The first 101 Bundeswehr soldiers were appointed in November 1955. At the beginning of January 1956, an additional 2,000 volunteers joined them at their training camp in Andernach am Rhein (south of Bonn). Since there was still no legal basis for military conscription, the Bundeswehr was initially dependent on volunteers. At the Andernach camp, recruits were divided into training battalions and received three months of instruction. The establishment, arming, and training of the West German armed forces were heavily supported by the NATO allies, especially the United States.

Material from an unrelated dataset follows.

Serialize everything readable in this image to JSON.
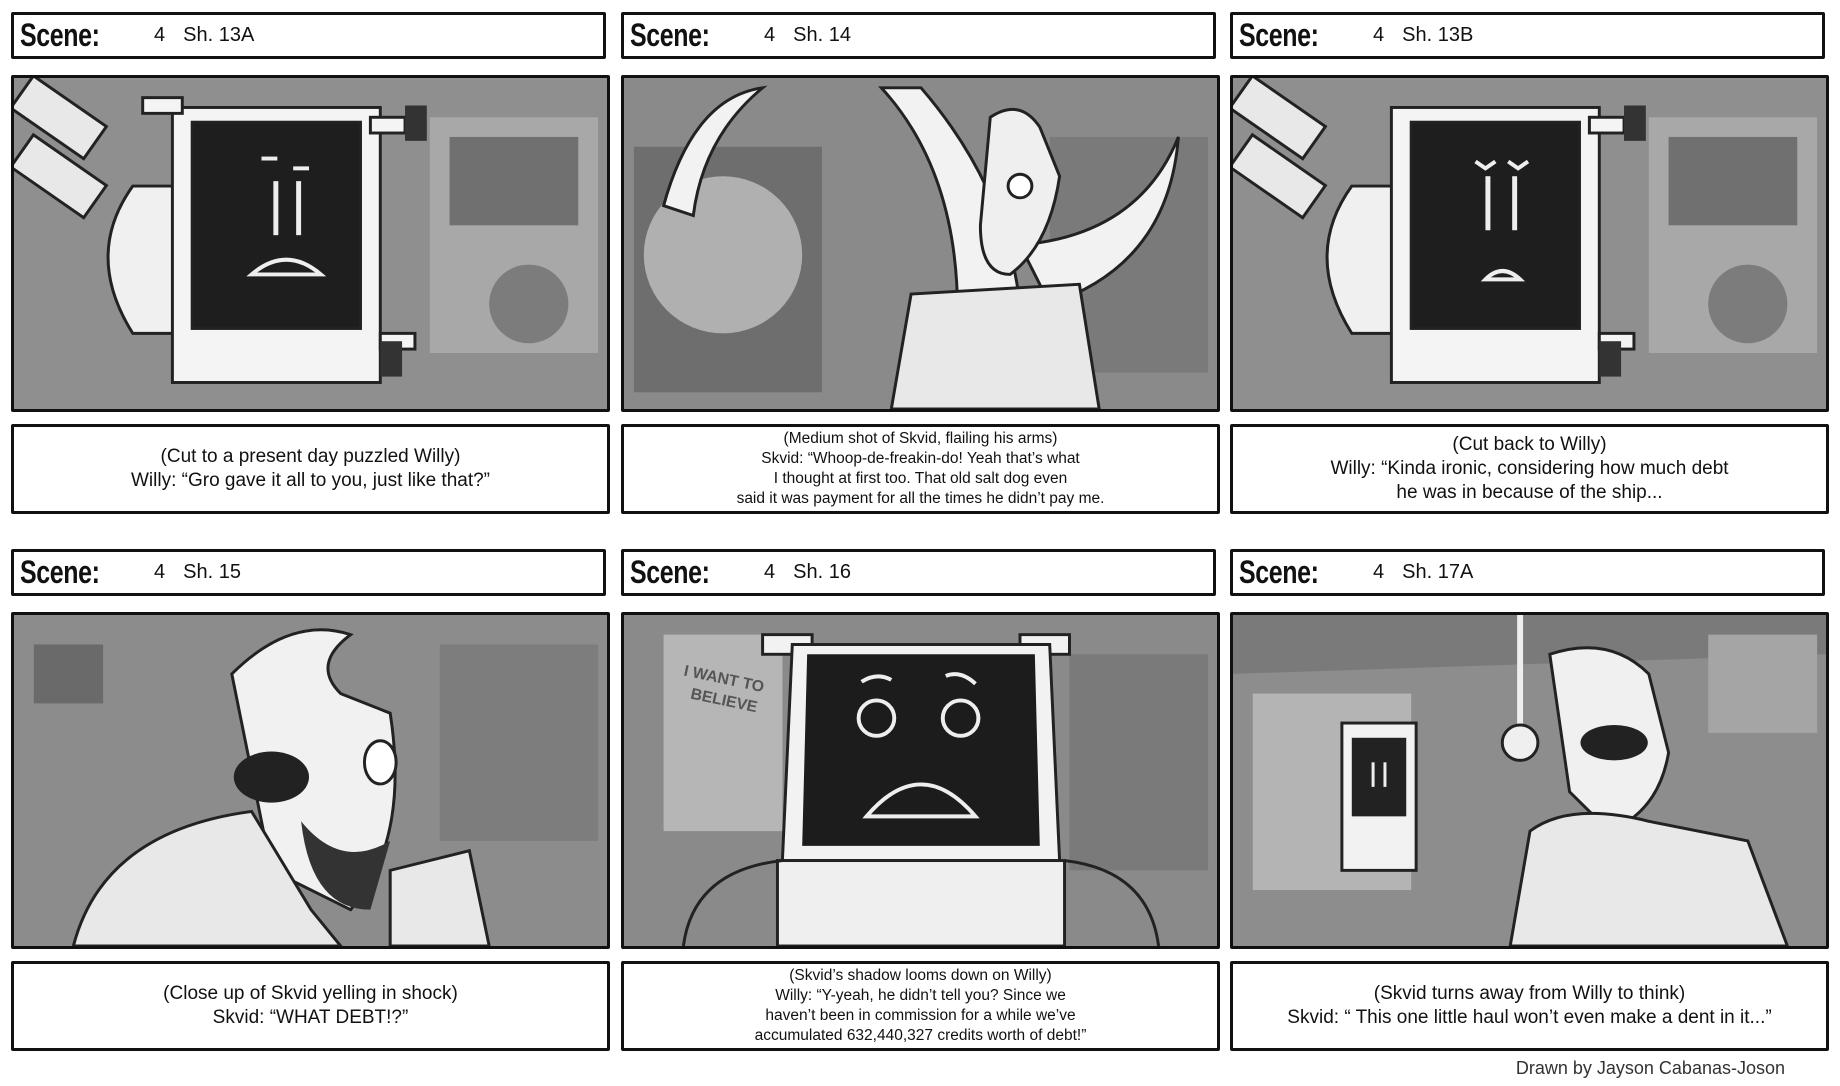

On January 20, 1956, Chancellor Konrad Adenauer (middle of the picture, hat in hand), General Hans Speidel (at far left), Defense Minister Theodor Blank (second from left), Lieutenant General Adolf Heusinger (behind Adenauer), and Major General Helmuth Laegeler (at right, next to Adenauer) inspected the training battalions. Both Speidel and Heusinger had held high-ranking positions in the Wehrmacht of the Third Reich, but they had also had contact with the German resistance. Adenauer used the opportunity to remind the soldiers of their duty to ensure peace. On July 7, 1956, after a long debate in both houses of parliament, the Bundestag finally decided to institute compulsory military service, which made conscription into the Bundeswehr possible. Photographer unknown.